Men too suffer from 'menopause'
It's not just women who undergo menopause, even men experience midlife crisis, says researchers.
Middle-aged men often show irritability in behaviour, which they often blame it on their wives' nagging, but now scientists have said that it's just another type of menopause.
Many men do not acknowledge that they, just like women, suffer effects from the loss of hormones as they age.
But, Northern California psychotherapist Jed Diamond has said that in men the effects show up as everything from irritable mood swings and flagging sex drive to loss of muscle strength and male identity.
Diamond has said that men's midlife crisis is just one aspect of male menopause, or andropause, as it is medically known.
While women go through hormonal changes that cause cessation of the menstrual period, resulting in the inability to reproduce, men don''t lose their reproductive abilities.
But some men do experience a decrease in testosterone levels with age.
"We've taken a slice and assumed it was the whole picture. There are a number of changes that men go through: hormonal, physiological, interpersonal, sexual and spiritual," The Daily Telegraph quoted Diamond as saying.
He added: "When you think of midlife crisis, you think of the psychological or social changes, like when men act in a way that focuses upon youth.
"We ignore the hormonal and physiological changes.

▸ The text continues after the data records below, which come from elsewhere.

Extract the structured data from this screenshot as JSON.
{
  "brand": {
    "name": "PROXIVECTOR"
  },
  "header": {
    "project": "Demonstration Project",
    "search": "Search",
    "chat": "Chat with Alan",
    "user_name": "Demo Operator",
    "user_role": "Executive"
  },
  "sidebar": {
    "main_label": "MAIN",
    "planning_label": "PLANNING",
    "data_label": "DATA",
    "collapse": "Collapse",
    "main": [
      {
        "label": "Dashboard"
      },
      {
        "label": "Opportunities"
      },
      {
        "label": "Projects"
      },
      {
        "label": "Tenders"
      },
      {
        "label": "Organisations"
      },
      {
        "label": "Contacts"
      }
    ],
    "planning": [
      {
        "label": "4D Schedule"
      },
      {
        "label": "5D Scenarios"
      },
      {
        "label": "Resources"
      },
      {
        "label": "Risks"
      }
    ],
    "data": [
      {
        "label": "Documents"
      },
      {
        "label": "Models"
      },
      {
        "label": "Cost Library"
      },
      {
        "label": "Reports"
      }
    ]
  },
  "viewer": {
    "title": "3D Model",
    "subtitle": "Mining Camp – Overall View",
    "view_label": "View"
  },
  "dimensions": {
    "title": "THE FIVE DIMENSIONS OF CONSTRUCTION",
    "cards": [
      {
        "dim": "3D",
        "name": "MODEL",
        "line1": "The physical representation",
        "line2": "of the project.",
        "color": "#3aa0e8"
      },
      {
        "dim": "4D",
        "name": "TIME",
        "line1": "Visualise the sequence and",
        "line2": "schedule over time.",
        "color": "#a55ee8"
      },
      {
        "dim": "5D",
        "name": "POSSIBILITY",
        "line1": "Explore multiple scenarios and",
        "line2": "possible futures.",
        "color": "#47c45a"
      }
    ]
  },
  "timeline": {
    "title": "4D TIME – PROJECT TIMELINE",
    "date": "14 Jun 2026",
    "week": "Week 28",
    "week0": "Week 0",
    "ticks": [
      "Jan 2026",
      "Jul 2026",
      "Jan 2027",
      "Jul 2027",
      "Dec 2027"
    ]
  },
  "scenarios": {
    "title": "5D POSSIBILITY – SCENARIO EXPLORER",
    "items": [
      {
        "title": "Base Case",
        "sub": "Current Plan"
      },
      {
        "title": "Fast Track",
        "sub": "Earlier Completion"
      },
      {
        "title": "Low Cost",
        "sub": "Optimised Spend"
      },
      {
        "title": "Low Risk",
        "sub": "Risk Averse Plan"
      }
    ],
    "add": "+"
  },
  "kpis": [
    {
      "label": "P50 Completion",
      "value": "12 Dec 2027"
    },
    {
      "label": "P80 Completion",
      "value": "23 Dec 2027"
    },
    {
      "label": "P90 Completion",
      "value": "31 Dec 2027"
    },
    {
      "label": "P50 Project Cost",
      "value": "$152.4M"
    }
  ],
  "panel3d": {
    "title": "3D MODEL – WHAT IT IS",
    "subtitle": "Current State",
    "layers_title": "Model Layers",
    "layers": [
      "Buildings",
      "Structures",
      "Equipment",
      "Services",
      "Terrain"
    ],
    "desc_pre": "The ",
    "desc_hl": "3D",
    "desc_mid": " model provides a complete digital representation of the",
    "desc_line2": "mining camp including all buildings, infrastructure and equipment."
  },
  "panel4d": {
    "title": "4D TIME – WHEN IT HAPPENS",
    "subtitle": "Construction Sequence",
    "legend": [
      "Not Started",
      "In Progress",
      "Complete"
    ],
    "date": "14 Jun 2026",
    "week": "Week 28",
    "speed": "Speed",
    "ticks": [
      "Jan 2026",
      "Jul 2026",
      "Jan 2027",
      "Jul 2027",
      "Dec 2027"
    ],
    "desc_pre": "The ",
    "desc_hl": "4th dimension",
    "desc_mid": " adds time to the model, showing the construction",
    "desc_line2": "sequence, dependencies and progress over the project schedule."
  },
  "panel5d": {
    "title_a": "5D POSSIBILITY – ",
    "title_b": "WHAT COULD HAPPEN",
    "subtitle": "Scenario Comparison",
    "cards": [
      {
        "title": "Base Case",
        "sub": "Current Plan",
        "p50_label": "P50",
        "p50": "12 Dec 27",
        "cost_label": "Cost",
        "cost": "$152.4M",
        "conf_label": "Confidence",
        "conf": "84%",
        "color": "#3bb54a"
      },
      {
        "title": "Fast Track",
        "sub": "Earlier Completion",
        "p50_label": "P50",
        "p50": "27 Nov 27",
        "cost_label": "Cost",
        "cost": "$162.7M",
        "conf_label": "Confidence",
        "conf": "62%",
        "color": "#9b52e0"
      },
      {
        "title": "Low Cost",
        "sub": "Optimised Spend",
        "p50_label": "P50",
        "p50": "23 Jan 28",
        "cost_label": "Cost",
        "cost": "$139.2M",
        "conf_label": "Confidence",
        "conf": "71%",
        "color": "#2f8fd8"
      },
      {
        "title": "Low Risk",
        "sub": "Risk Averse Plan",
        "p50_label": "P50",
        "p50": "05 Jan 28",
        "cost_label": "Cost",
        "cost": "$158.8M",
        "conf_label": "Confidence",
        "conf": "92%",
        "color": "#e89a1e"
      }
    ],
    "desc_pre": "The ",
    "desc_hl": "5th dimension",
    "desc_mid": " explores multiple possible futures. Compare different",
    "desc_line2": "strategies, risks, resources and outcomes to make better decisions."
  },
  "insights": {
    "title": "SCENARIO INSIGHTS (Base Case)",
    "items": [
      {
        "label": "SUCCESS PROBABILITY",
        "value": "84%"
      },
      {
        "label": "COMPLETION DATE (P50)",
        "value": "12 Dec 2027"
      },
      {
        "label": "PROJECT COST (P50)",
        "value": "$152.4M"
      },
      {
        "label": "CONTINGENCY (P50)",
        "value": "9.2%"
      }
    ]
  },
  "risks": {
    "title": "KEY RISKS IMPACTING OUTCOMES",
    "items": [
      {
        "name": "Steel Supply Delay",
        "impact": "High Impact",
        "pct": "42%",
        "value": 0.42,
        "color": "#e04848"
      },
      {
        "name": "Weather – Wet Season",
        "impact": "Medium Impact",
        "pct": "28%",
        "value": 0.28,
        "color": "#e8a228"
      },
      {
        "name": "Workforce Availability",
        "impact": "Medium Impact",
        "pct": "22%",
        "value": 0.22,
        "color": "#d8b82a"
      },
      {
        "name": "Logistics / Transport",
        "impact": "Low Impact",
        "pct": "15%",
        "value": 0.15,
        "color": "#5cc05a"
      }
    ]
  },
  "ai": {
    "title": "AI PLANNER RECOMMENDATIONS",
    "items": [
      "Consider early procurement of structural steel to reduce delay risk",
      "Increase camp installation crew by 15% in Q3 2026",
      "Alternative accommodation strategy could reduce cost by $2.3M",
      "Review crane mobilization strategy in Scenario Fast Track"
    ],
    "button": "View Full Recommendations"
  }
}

With women, we think the opposite, emphasising the physiological changes.''''
He embarked on his research after finding out that irritability is a symptom of andropause and can cause problems all by itself
Then, he conducted another study with 6000 men and also developed the quiz and put it on his web site, where he said 60,000 people have taken it worldwide.
Louann Brizendine, a neuropsychiatrist at the University of California-San Francisco, said that many of his theories are true, anecdotally, for men nationwide.
Brizendine said: "The concept of a midlife crisis has been questioned, but nonetheless, there is a correlation between declining testosterone and age in men.
"For some men, the decline in testosterone affects them in mood, muscle strength and sexual function.
"There is good evidence that declining testosterone in some men can make their mood decline, and some men have increased moodiness and irritability.''''
Irritable Male Syndrome offers four key causes of male irritability-one is a decrease in testosterone.
Men become angrier because they feel less "like themselves,'' said Diamond.
Other than that, stress, biochemical changes in the brain and changes in male identity and male roles in society cause irritability.
Diamond, the author of The Irritable Male Syndrome: Managing the Four Key Causes of Aggression and Depression has developed an online support system at menalive.com.
Through his site, he is educating men around the globe about the little-known, but apparently widely experienced, phenomenon.